## WORK INSTRUCTION
A word-for-word copy of the records is needed, with every picture left out.

## DATA SHOWN
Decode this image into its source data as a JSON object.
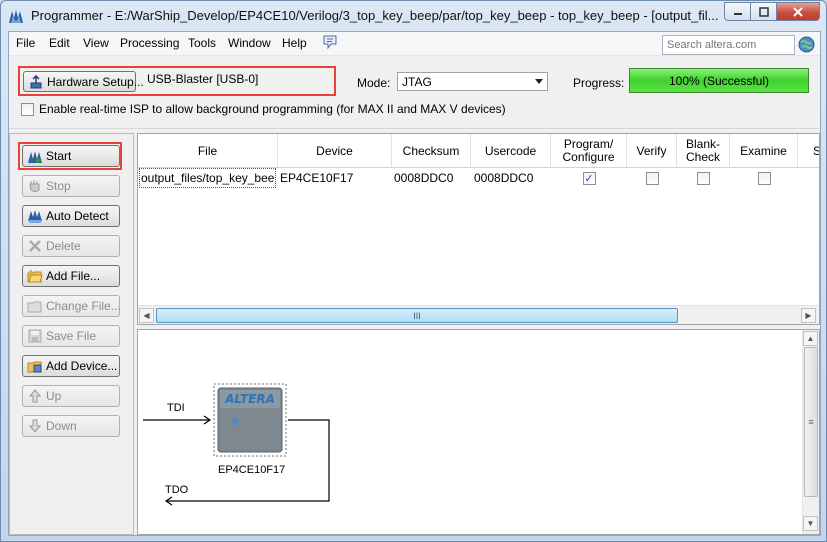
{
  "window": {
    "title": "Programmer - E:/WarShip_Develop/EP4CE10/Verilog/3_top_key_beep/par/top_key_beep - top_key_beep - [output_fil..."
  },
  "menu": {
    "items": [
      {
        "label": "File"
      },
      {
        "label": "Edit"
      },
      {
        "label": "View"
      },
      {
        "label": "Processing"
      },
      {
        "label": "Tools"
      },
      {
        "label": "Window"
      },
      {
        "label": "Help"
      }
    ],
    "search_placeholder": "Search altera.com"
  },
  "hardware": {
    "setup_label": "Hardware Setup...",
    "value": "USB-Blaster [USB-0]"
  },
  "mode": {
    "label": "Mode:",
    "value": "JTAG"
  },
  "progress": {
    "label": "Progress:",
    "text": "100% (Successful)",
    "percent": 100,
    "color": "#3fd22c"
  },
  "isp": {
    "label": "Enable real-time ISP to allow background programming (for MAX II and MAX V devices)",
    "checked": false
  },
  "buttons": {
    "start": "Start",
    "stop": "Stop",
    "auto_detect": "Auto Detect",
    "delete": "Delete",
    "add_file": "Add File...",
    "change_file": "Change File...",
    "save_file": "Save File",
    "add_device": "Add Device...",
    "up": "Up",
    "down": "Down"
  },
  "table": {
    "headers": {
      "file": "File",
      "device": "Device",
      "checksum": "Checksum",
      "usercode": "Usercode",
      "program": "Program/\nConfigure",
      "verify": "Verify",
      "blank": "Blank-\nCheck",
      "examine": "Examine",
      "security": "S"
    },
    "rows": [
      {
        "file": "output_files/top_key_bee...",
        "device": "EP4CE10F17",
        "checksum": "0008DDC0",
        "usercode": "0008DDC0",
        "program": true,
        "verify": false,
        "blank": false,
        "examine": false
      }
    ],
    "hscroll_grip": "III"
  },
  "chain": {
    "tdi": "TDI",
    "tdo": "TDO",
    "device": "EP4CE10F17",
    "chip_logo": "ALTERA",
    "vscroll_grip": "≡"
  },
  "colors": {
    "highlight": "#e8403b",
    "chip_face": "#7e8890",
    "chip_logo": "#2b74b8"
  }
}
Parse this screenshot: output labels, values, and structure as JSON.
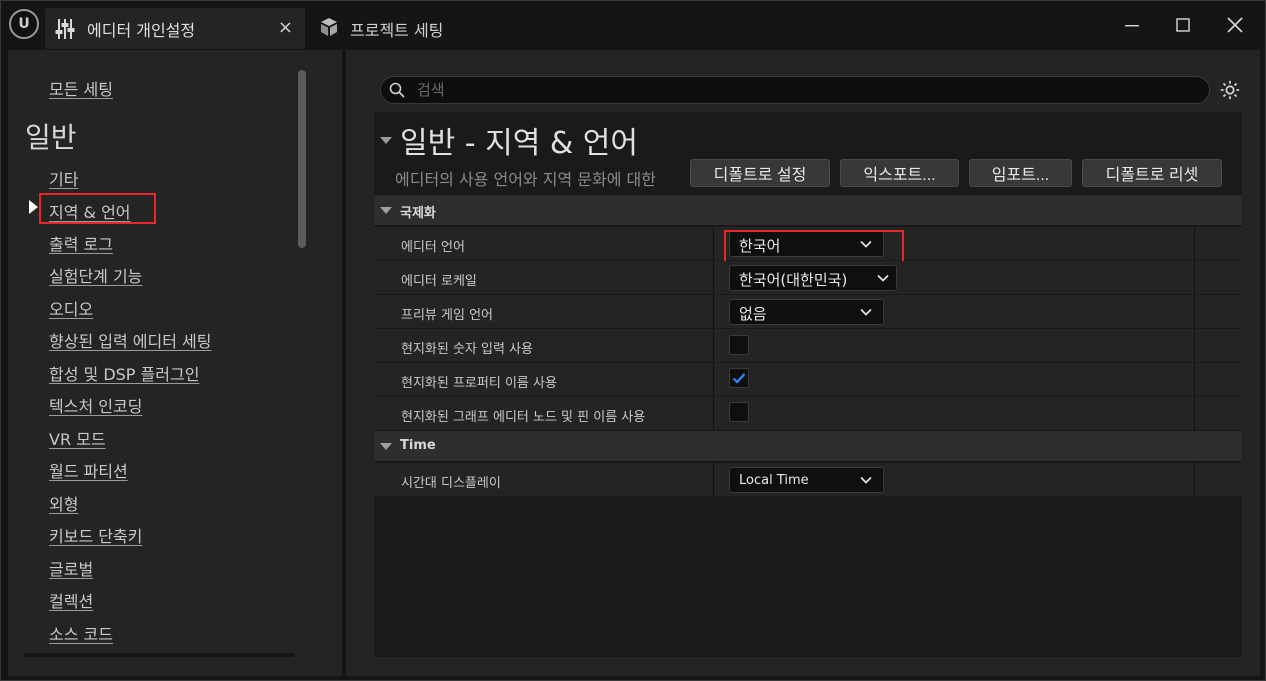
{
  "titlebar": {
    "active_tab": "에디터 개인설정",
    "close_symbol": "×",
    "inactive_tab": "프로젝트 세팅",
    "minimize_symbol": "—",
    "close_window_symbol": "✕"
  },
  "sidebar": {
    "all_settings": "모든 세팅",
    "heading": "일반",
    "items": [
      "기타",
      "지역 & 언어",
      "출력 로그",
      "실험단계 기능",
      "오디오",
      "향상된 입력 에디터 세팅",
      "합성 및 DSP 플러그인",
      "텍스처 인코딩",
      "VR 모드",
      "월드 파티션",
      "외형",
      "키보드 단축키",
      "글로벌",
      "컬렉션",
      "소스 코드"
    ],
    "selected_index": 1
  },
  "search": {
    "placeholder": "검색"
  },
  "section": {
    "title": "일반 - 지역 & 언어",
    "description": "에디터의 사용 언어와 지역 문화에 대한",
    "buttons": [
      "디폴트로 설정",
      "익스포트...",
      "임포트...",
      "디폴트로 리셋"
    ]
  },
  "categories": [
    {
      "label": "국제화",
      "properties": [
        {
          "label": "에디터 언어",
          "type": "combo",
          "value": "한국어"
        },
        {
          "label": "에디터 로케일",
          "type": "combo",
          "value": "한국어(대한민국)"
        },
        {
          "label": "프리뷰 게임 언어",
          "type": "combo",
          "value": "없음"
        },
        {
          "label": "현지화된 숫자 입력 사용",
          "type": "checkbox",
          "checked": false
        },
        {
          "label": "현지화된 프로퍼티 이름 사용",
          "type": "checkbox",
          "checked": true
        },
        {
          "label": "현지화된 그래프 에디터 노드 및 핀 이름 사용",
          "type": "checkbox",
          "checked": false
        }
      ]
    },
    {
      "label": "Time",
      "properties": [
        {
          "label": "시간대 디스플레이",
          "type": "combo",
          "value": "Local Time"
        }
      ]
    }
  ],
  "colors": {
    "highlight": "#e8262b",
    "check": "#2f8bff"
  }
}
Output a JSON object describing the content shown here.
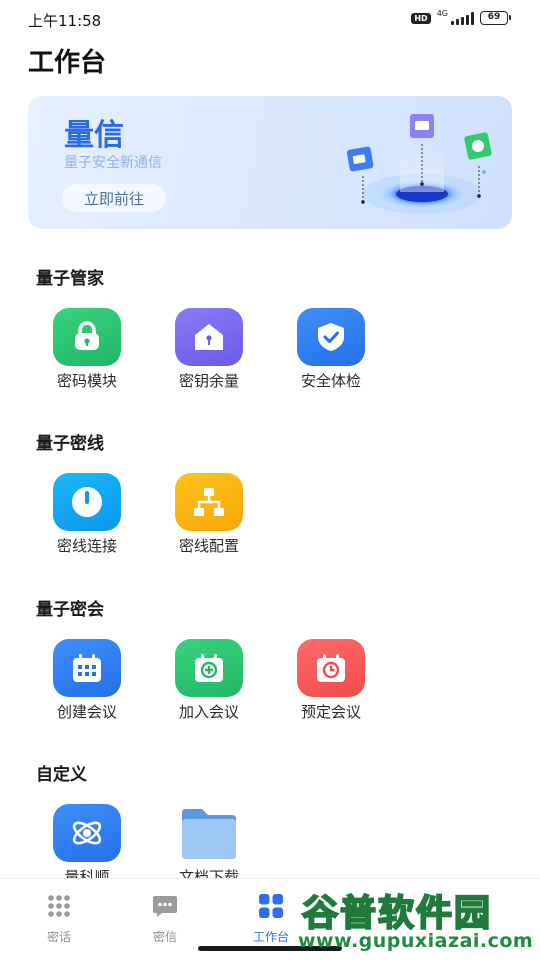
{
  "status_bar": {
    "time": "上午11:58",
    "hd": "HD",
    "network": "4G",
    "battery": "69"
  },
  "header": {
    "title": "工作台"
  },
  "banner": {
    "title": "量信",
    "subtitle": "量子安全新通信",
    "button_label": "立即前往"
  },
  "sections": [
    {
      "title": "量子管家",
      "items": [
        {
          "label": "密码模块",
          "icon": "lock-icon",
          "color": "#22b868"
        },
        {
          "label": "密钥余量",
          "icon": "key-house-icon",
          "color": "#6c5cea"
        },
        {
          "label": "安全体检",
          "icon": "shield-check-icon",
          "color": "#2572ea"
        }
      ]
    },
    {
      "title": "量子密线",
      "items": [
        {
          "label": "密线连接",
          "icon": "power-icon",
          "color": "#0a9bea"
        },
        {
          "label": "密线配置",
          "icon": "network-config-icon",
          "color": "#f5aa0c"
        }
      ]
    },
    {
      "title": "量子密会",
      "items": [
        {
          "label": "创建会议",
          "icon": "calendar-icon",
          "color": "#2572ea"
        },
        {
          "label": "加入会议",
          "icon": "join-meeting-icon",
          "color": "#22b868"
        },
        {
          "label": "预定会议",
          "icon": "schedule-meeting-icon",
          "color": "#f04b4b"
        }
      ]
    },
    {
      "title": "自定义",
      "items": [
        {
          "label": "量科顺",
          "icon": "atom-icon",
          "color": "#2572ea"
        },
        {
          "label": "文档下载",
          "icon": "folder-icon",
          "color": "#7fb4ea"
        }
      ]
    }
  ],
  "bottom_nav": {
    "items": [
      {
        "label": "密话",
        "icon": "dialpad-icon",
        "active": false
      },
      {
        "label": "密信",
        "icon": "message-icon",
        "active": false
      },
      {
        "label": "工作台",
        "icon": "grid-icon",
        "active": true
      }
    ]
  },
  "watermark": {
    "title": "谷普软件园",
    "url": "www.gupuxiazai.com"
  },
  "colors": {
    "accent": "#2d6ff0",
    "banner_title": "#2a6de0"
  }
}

## PROBLEM SOLUTION
Decode this image into its source data as a JSON object.
{
  "window": {
    "title": "Programmer - E:/WarShip_Develop/EP4CE10/Verilog/3_top_key_beep/par/top_key_beep - top_key_beep - [output_fil..."
  },
  "menu": {
    "items": [
      {
        "label": "File"
      },
      {
        "label": "Edit"
      },
      {
        "label": "View"
      },
      {
        "label": "Processing"
      },
      {
        "label": "Tools"
      },
      {
        "label": "Window"
      },
      {
        "label": "Help"
      }
    ],
    "search_placeholder": "Search altera.com"
  },
  "hardware": {
    "setup_label": "Hardware Setup...",
    "value": "USB-Blaster [USB-0]"
  },
  "mode": {
    "label": "Mode:",
    "value": "JTAG"
  },
  "progress": {
    "label": "Progress:",
    "text": "100% (Successful)",
    "percent": 100,
    "color": "#3fd22c"
  },
  "isp": {
    "label": "Enable real-time ISP to allow background programming (for MAX II and MAX V devices)",
    "checked": false
  },
  "buttons": {
    "start": "Start",
    "stop": "Stop",
    "auto_detect": "Auto Detect",
    "delete": "Delete",
    "add_file": "Add File...",
    "change_file": "Change File...",
    "save_file": "Save File",
    "add_device": "Add Device...",
    "up": "Up",
    "down": "Down"
  },
  "table": {
    "headers": {
      "file": "File",
      "device": "Device",
      "checksum": "Checksum",
      "usercode": "Usercode",
      "program": "Program/\nConfigure",
      "verify": "Verify",
      "blank": "Blank-\nCheck",
      "examine": "Examine",
      "security": "S"
    },
    "rows": [
      {
        "file": "output_files/top_key_bee...",
        "device": "EP4CE10F17",
        "checksum": "0008DDC0",
        "usercode": "0008DDC0",
        "program": true,
        "verify": false,
        "blank": false,
        "examine": false
      }
    ],
    "hscroll_grip": "III"
  },
  "chain": {
    "tdi": "TDI",
    "tdo": "TDO",
    "device": "EP4CE10F17",
    "chip_logo": "ALTERA",
    "vscroll_grip": "≡"
  },
  "colors": {
    "highlight": "#e8403b",
    "chip_face": "#7e8890",
    "chip_logo": "#2b74b8"
  }
}
Parse this screenshot: output labels, values, and structure as JSON.
{
  "titlebar": {
    "active_tab": "에디터 개인설정",
    "close_symbol": "×",
    "inactive_tab": "프로젝트 세팅",
    "minimize_symbol": "—",
    "close_window_symbol": "✕"
  },
  "sidebar": {
    "all_settings": "모든 세팅",
    "heading": "일반",
    "items": [
      "기타",
      "지역 & 언어",
      "출력 로그",
      "실험단계 기능",
      "오디오",
      "향상된 입력 에디터 세팅",
      "합성 및 DSP 플러그인",
      "텍스처 인코딩",
      "VR 모드",
      "월드 파티션",
      "외형",
      "키보드 단축키",
      "글로벌",
      "컬렉션",
      "소스 코드"
    ],
    "selected_index": 1
  },
  "search": {
    "placeholder": "검색"
  },
  "section": {
    "title": "일반 - 지역 & 언어",
    "description": "에디터의 사용 언어와 지역 문화에 대한",
    "buttons": [
      "디폴트로 설정",
      "익스포트...",
      "임포트...",
      "디폴트로 리셋"
    ]
  },
  "categories": [
    {
      "label": "국제화",
      "properties": [
        {
          "label": "에디터 언어",
          "type": "combo",
          "value": "한국어"
        },
        {
          "label": "에디터 로케일",
          "type": "combo",
          "value": "한국어(대한민국)"
        },
        {
          "label": "프리뷰 게임 언어",
          "type": "combo",
          "value": "없음"
        },
        {
          "label": "현지화된 숫자 입력 사용",
          "type": "checkbox",
          "checked": false
        },
        {
          "label": "현지화된 프로퍼티 이름 사용",
          "type": "checkbox",
          "checked": true
        },
        {
          "label": "현지화된 그래프 에디터 노드 및 핀 이름 사용",
          "type": "checkbox",
          "checked": false
        }
      ]
    },
    {
      "label": "Time",
      "properties": [
        {
          "label": "시간대 디스플레이",
          "type": "combo",
          "value": "Local Time"
        }
      ]
    }
  ],
  "colors": {
    "highlight": "#e8262b",
    "check": "#2f8bff"
  }
}
Output a JSON object describing the content shown here.
{
  "status_bar": {
    "time": "上午11:58",
    "hd": "HD",
    "network": "4G",
    "battery": "69"
  },
  "header": {
    "title": "工作台"
  },
  "banner": {
    "title": "量信",
    "subtitle": "量子安全新通信",
    "button_label": "立即前往"
  },
  "sections": [
    {
      "title": "量子管家",
      "items": [
        {
          "label": "密码模块",
          "icon": "lock-icon",
          "color": "#22b868"
        },
        {
          "label": "密钥余量",
          "icon": "key-house-icon",
          "color": "#6c5cea"
        },
        {
          "label": "安全体检",
          "icon": "shield-check-icon",
          "color": "#2572ea"
        }
      ]
    },
    {
      "title": "量子密线",
      "items": [
        {
          "label": "密线连接",
          "icon": "power-icon",
          "color": "#0a9bea"
        },
        {
          "label": "密线配置",
          "icon": "network-config-icon",
          "color": "#f5aa0c"
        }
      ]
    },
    {
      "title": "量子密会",
      "items": [
        {
          "label": "创建会议",
          "icon": "calendar-icon",
          "color": "#2572ea"
        },
        {
          "label": "加入会议",
          "icon": "join-meeting-icon",
          "color": "#22b868"
        },
        {
          "label": "预定会议",
          "icon": "schedule-meeting-icon",
          "color": "#f04b4b"
        }
      ]
    },
    {
      "title": "自定义",
      "items": [
        {
          "label": "量科顺",
          "icon": "atom-icon",
          "color": "#2572ea"
        },
        {
          "label": "文档下载",
          "icon": "folder-icon",
          "color": "#7fb4ea"
        }
      ]
    }
  ],
  "bottom_nav": {
    "items": [
      {
        "label": "密话",
        "icon": "dialpad-icon",
        "active": false
      },
      {
        "label": "密信",
        "icon": "message-icon",
        "active": false
      },
      {
        "label": "工作台",
        "icon": "grid-icon",
        "active": true
      }
    ]
  },
  "watermark": {
    "title": "谷普软件园",
    "url": "www.gupuxiazai.com"
  },
  "colors": {
    "accent": "#2d6ff0",
    "banner_title": "#2a6de0"
  }
}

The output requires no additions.